Four RIWP representatives in Washington, DC: March 2011

As Meyers focuses on the issues of gender and sexuality, maybe we all need to use our own common sense skills when dealing with these issues in our classrooms. Why isn’t a social justice course mandated for ALL undergraduates in college (really, this could extend to business courses, public relations, and any major that directly deals with people.) I would much rather have taken a course like this in the University of Rhode Island education program than “educational measurements” – a course I learned nothing relative to my career, but I remember it because it was my only B- in college…


  1. Thanks for the commonsense link! I think you're dead on about dedicating real time to these issues rather than the kind of haphazard, assembly approach we use now.

  2. Tina,
    Speaking of the Internet...
    Sometimes when I look at the comments people post on large-forum sites, it makes me get all uppity. And sad. (Sidebar: is scanning the article to get to the comments the trash-t.v. of the Internet?)

    @twistedschism716 You know sometimes I like to pry, I like to steedilist. Yea right, yea right this guy's a faggot. Got some sort of faggot Indian in the tepee.
    11cylynt11 2 months ago

    And this interchange:
    for all u fucktards this isnt dubstep or electro. THIS IS MOTHER FUCKING FRENCH HOUSE!
    youngnutsack17 18 hours ago

    @youngnutsack17 shutup keyboard warrior, fuck the french anyways
    espionage69979 18 hours ago

    @espionage69979 fuck you faggot! u dont know shit about good music!
    youngnutsack17 17 hours ago

    @youngnutsack17 there we go again keyboard warrior . i know everything about good music you dont know shit about good music!
    espionage69979 17 hours ago
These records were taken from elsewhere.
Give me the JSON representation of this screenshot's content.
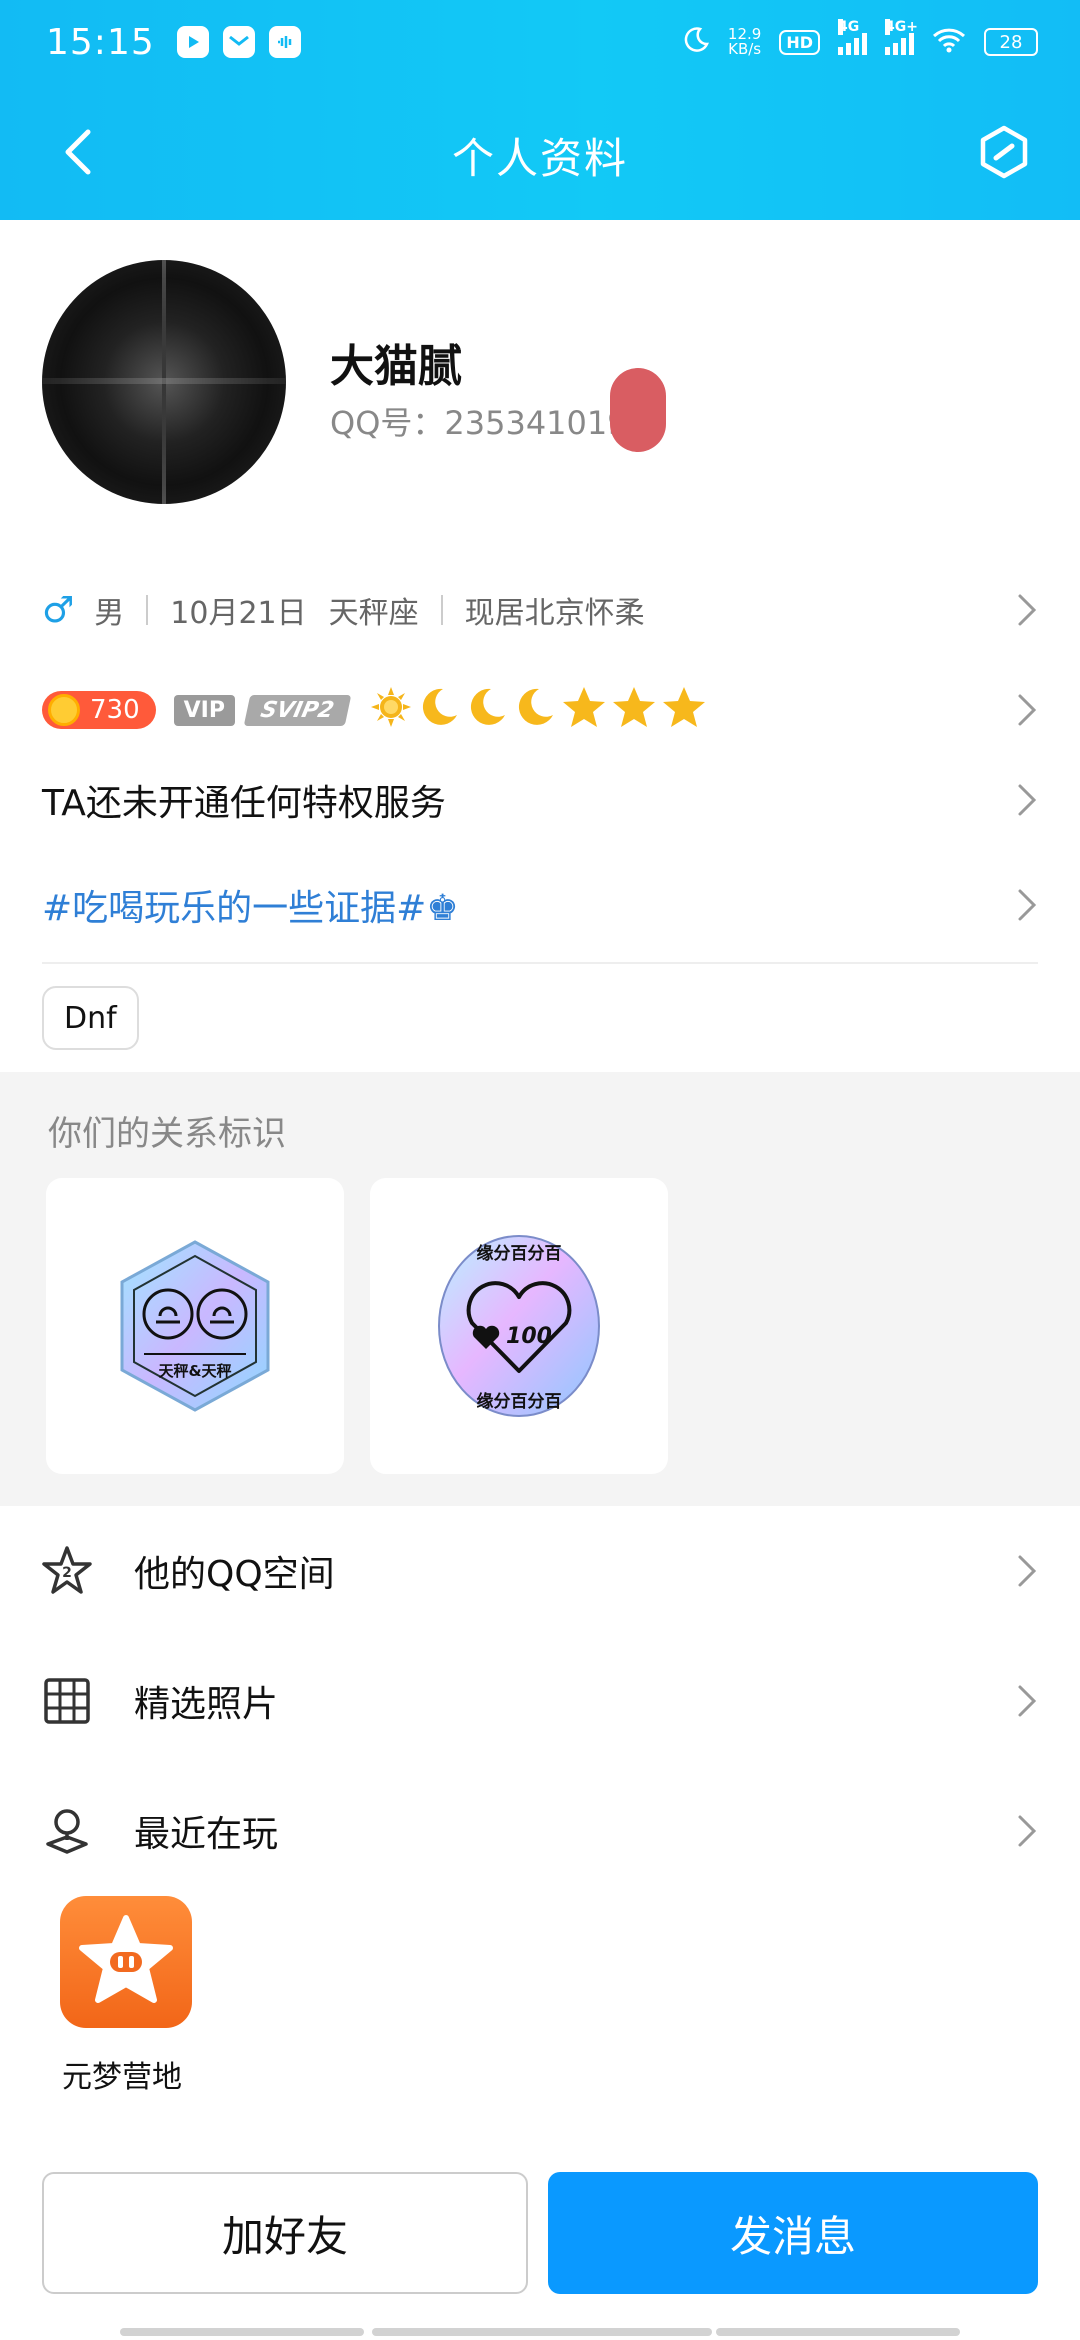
{
  "status_bar": {
    "time": "15:15",
    "net_speed_value": "12.9",
    "net_speed_unit": "KB/s",
    "hd": "HD",
    "sim1_type": "4G",
    "sim2_type": "4G+",
    "battery": "28"
  },
  "nav": {
    "title": "个人资料"
  },
  "profile": {
    "nickname": "大猫腻",
    "qq_label": "QQ号：235341019",
    "gender_symbol": "♂",
    "gender": "男",
    "birthday": "10月21日",
    "zodiac": "天秤座",
    "location": "现居北京怀柔"
  },
  "badges": {
    "level": "730",
    "vip": "VIP",
    "svip": "SVIP2",
    "level_icons": [
      "sun-icon",
      "moon-icon",
      "moon-icon",
      "moon-icon",
      "star-icon",
      "star-icon",
      "star-icon"
    ]
  },
  "privilege_text": "TA还未开通任何特权服务",
  "signature_tag": "#吃喝玩乐的一些证据#♚",
  "interest_tag": "Dnf",
  "relation": {
    "title": "你们的关系标识",
    "card1_label": "天秤&天秤",
    "card2_top": "缘分百分百",
    "card2_bottom": "缘分百分百",
    "card2_number": "100"
  },
  "menu": {
    "qzone": "他的QQ空间",
    "photos": "精选照片",
    "recent": "最近在玩"
  },
  "recent_game": {
    "name": "元梦营地"
  },
  "buttons": {
    "add_friend": "加好友",
    "send_message": "发消息"
  },
  "colors": {
    "header": "#12bbf4",
    "primary_button": "#0a99ff",
    "tag_link": "#2f7fd6",
    "level_badge": "#ff5a3a"
  }
}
    And seriously, how come a racist, homophobic polemic can contain one hundred spelling errors, but "faggot" is spelled right every time?